Our bookmarks on this topic are also at pinboard.in/u:unison/t:brand-strategy/
From strategy+business: What is a business strategy? In the first installment of a new monthly s+b column, Booz & Company senior partner Ken Favaro shows why strategy is different from vision, mission, goals, priorities, and plans.
From FastCompany: Designers are beginning to understand how irrational thinking plays into the decisions people make. That knowledge can be used to openly influence consumers to make responsible choices.
From FastCompany: With its new pages redesign and increased avenues for advertisers, Facebook has created another imperative for brands to make better content. To be, in the words of Facebook execs, more like your most interesting friend.
From Jim Stengel at ChangeThis: It’s time to change the narrative of business. From a winner-take-all tale, no-holds-barred, no matter what the cost to individual firms, investors, the economy, and society, to doing business on the basis of what I call brand ideals, shared ideals of improving people’s lives.
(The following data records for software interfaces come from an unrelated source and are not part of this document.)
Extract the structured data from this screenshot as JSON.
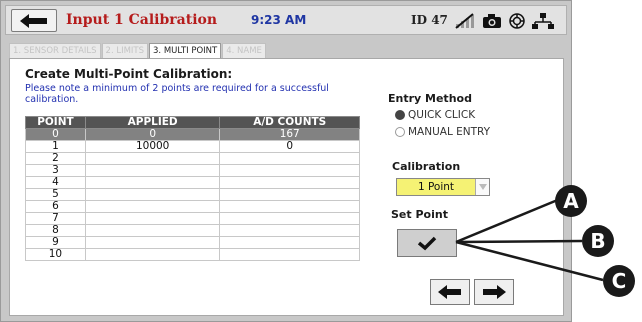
{
  "header": {
    "title": "Input 1 Calibration",
    "time": "9:23 AM",
    "device_id": "ID 47"
  },
  "tabs": [
    {
      "label": "1. SENSOR DETAILS",
      "active": false
    },
    {
      "label": "2. LIMITS",
      "active": false
    },
    {
      "label": "3. MULTI POINT",
      "active": true
    },
    {
      "label": "4. NAME",
      "active": false
    }
  ],
  "main": {
    "heading": "Create Multi-Point Calibration:",
    "note": "Please note a minimum of 2 points are required for a successful calibration.",
    "table": {
      "columns": [
        "POINT",
        "APPLIED",
        "A/D COUNTS"
      ],
      "rows": [
        [
          "0",
          "0",
          "167"
        ],
        [
          "1",
          "10000",
          "0"
        ],
        [
          "2",
          "",
          ""
        ],
        [
          "3",
          "",
          ""
        ],
        [
          "4",
          "",
          ""
        ],
        [
          "5",
          "",
          ""
        ],
        [
          "6",
          "",
          ""
        ],
        [
          "7",
          "",
          ""
        ],
        [
          "8",
          "",
          ""
        ],
        [
          "9",
          "",
          ""
        ],
        [
          "10",
          "",
          ""
        ]
      ],
      "selected_row": 0
    }
  },
  "side": {
    "entry_method_label": "Entry Method",
    "entry_options": [
      {
        "label": "QUICK CLICK",
        "selected": true
      },
      {
        "label": "MANUAL ENTRY",
        "selected": false
      }
    ],
    "calibration_label": "Calibration",
    "calibration_value": "1 Point",
    "set_point_label": "Set Point"
  },
  "callouts": [
    "A",
    "B",
    "C"
  ],
  "colors": {
    "title": "#b51c1c",
    "time": "#1f36a3",
    "note": "#2230b0",
    "dropdown_bg": "#f5f274",
    "header_row": "#545454",
    "selected_row": "#828282"
  },
  "icons": {
    "back": "arrow-left-icon",
    "signal": "no-signal-icon",
    "camera": "camera-icon",
    "settings": "settings-icon",
    "network": "network-icon",
    "check": "checkmark-icon",
    "prev": "arrow-left-icon",
    "next": "arrow-right-icon"
  }
}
Wider adoption and leveraging of brand ideals would be the best medicine the economy could possibly get. Instead of inflating a bubble that would sooner or later burst with tragic consequences for everyone, it would trigger and sustain unprecedented growth in every sector it touched.
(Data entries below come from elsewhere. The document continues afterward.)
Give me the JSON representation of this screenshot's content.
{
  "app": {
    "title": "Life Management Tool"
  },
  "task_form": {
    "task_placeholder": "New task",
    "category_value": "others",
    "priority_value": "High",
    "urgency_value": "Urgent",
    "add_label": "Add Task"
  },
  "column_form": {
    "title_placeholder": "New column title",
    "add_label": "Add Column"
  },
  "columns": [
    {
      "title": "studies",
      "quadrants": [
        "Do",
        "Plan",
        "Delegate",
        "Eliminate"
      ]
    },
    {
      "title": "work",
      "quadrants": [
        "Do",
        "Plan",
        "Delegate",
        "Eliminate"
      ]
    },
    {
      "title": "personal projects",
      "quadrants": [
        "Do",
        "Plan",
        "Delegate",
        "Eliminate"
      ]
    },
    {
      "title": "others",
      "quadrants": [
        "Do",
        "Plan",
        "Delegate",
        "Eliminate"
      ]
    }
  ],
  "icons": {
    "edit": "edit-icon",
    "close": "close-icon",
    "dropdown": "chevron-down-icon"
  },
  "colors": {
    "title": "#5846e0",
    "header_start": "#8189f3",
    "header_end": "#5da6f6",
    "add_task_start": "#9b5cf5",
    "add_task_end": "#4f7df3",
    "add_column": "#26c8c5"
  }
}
Make no mistake, however. The business case for brand ideals is not altruism. It’s self-interest and mutual interest. In addition to its wider positive impact, a devotion to brand ideals will do more for your own business and career than any other factor. Maximum business growth and high ideals are not incompatible. They’re inseparable.
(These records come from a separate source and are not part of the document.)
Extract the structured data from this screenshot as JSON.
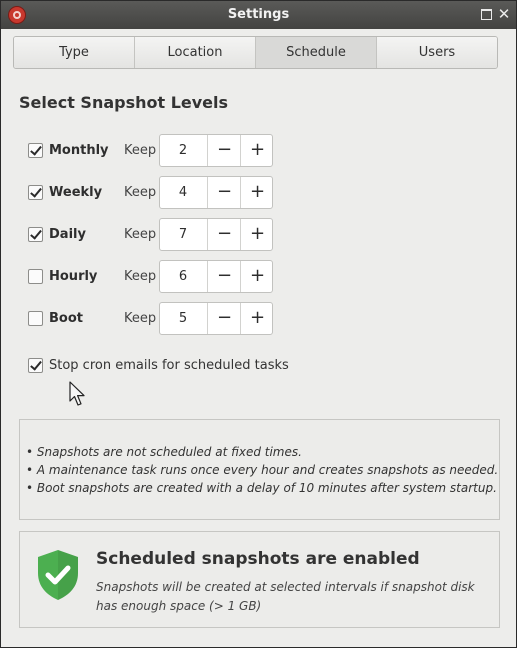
{
  "window": {
    "title": "Settings",
    "app_icon": "timeshift-icon"
  },
  "tabs": [
    {
      "label": "Type",
      "active": false
    },
    {
      "label": "Location",
      "active": false
    },
    {
      "label": "Schedule",
      "active": true
    },
    {
      "label": "Users",
      "active": false
    }
  ],
  "schedule": {
    "heading": "Select Snapshot Levels",
    "keep_label": "Keep",
    "decrement": "−",
    "increment": "+",
    "levels": [
      {
        "name": "Monthly",
        "checked": true,
        "keep": "2"
      },
      {
        "name": "Weekly",
        "checked": true,
        "keep": "4"
      },
      {
        "name": "Daily",
        "checked": true,
        "keep": "7"
      },
      {
        "name": "Hourly",
        "checked": false,
        "keep": "6"
      },
      {
        "name": "Boot",
        "checked": false,
        "keep": "5"
      }
    ],
    "stop_cron": {
      "label": "Stop cron emails for scheduled tasks",
      "checked": true
    }
  },
  "notes": [
    "• Snapshots are not scheduled at fixed times.",
    "• A maintenance task runs once every hour and creates snapshots as needed.",
    "• Boot snapshots are created with a delay of 10 minutes after system startup."
  ],
  "status": {
    "icon": "shield-check-icon",
    "title": "Scheduled snapshots are enabled",
    "description": "Snapshots will be created at selected intervals if snapshot disk has enough space (> 1 GB)",
    "color": "#4caf50"
  }
}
From FastCompany: Apple has long preached the gospel of minimalist design, and that’s been a clever business strategy. But it’s one that other companies would be foolish to follow closely.
From FastCompany: In the spectrum between rich, evil corporations and corporations scraping by while adhering to a perfect set of values, a new study has found that there is a set of 25 corporate giants that are managing to succeed while at least making a concerted effort at not destroying anything. And consumers are taking note.
You have the wrong tools. And you use them the wrong way.
It isn’t your fault. You were taught, as we all were, to make forecast models out of past results. You were taught to look in the rear-view mirror. You were also taught to look straight ahead of you. If that competitor was in your line of sight, you had their number. That’s how you knew you were staying ahead.
They were good people that taught you these skills, great professors of the craft in business school, veteran managers and executives in your first, third, and twentieth job. But that was a different time. That was when we could see the future by looking back. Somehow, it made sense back then.
But, now, the rules have changed: our game plans have gone public, and whoever knows what the customer will do next wins.